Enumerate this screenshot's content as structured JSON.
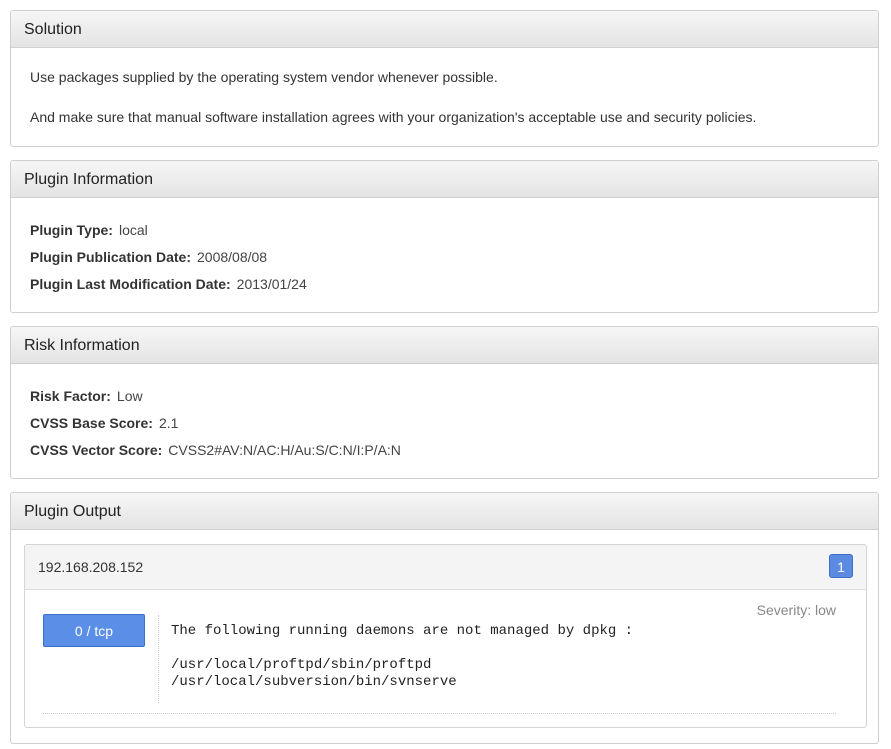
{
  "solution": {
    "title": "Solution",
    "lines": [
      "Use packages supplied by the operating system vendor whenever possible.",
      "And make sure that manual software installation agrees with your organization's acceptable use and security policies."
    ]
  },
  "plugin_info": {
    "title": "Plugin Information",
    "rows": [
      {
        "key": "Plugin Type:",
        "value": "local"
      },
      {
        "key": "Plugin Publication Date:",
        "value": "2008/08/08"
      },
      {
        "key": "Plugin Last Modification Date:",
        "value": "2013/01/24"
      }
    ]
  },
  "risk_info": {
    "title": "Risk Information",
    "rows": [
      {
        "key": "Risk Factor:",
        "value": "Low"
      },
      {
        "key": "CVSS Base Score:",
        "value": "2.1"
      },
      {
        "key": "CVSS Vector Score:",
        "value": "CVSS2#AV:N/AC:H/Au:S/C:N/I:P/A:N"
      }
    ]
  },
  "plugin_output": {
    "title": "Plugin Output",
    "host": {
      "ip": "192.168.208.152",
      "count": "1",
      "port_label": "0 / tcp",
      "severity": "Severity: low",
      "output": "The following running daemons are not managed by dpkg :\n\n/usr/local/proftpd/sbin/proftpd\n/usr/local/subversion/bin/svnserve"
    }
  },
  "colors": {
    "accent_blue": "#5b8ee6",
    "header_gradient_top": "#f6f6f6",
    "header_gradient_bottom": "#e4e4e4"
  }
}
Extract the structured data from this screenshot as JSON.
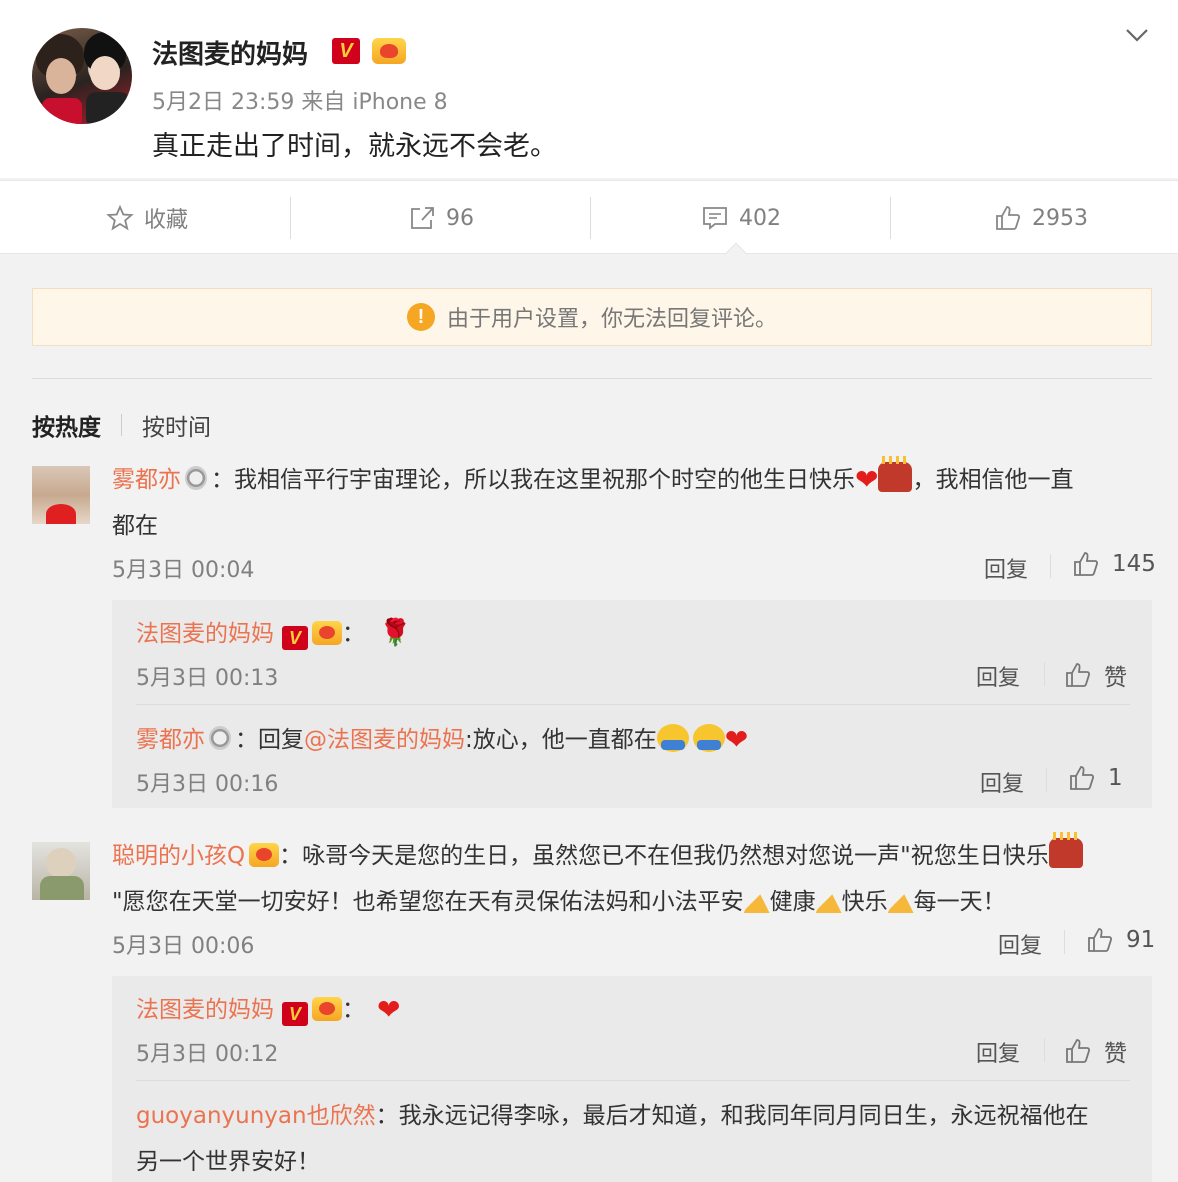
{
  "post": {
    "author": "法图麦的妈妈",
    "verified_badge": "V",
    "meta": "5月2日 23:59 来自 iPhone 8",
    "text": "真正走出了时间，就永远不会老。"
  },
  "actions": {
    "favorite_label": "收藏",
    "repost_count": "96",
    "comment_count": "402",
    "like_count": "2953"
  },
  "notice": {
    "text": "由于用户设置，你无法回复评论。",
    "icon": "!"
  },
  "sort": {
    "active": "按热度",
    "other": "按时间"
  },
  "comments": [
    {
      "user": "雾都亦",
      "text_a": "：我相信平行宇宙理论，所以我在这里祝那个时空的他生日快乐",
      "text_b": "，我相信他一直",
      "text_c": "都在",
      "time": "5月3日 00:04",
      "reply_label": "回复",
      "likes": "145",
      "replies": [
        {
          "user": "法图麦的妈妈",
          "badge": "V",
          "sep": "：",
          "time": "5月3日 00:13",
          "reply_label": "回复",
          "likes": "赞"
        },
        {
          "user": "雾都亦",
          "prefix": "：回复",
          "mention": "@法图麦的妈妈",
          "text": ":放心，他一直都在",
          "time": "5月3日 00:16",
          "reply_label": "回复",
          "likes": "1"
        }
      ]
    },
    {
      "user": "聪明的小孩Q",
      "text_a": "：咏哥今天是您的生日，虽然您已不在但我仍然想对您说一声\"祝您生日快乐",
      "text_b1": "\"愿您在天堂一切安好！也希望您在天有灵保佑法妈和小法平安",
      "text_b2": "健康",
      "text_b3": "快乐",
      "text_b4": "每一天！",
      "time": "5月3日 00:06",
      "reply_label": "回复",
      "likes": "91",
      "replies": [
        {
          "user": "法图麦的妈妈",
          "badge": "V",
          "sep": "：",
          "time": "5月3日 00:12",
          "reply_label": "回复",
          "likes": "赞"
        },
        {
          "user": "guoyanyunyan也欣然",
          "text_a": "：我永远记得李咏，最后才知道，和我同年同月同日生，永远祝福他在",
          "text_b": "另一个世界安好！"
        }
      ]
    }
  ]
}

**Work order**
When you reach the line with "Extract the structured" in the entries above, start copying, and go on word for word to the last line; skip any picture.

**Written response**
Extract the structured data from this screenshot as JSON.
{
  "post": {
    "author": "法图麦的妈妈",
    "verified_badge": "V",
    "meta": "5月2日 23:59 来自 iPhone 8",
    "text": "真正走出了时间，就永远不会老。"
  },
  "actions": {
    "favorite_label": "收藏",
    "repost_count": "96",
    "comment_count": "402",
    "like_count": "2953"
  },
  "notice": {
    "text": "由于用户设置，你无法回复评论。",
    "icon": "!"
  },
  "sort": {
    "active": "按热度",
    "other": "按时间"
  },
  "comments": [
    {
      "user": "雾都亦",
      "text_a": "：我相信平行宇宙理论，所以我在这里祝那个时空的他生日快乐",
      "text_b": "，我相信他一直",
      "text_c": "都在",
      "time": "5月3日 00:04",
      "reply_label": "回复",
      "likes": "145",
      "replies": [
        {
          "user": "法图麦的妈妈",
          "badge": "V",
          "sep": "：",
          "time": "5月3日 00:13",
          "reply_label": "回复",
          "likes": "赞"
        },
        {
          "user": "雾都亦",
          "prefix": "：回复",
          "mention": "@法图麦的妈妈",
          "text": ":放心，他一直都在",
          "time": "5月3日 00:16",
          "reply_label": "回复",
          "likes": "1"
        }
      ]
    },
    {
      "user": "聪明的小孩Q",
      "text_a": "：咏哥今天是您的生日，虽然您已不在但我仍然想对您说一声\"祝您生日快乐",
      "text_b1": "\"愿您在天堂一切安好！也希望您在天有灵保佑法妈和小法平安",
      "text_b2": "健康",
      "text_b3": "快乐",
      "text_b4": "每一天！",
      "time": "5月3日 00:06",
      "reply_label": "回复",
      "likes": "91",
      "replies": [
        {
          "user": "法图麦的妈妈",
          "badge": "V",
          "sep": "：",
          "time": "5月3日 00:12",
          "reply_label": "回复",
          "likes": "赞"
        },
        {
          "user": "guoyanyunyan也欣然",
          "text_a": "：我永远记得李咏，最后才知道，和我同年同月同日生，永远祝福他在",
          "text_b": "另一个世界安好！"
        }
      ]
    }
  ]
}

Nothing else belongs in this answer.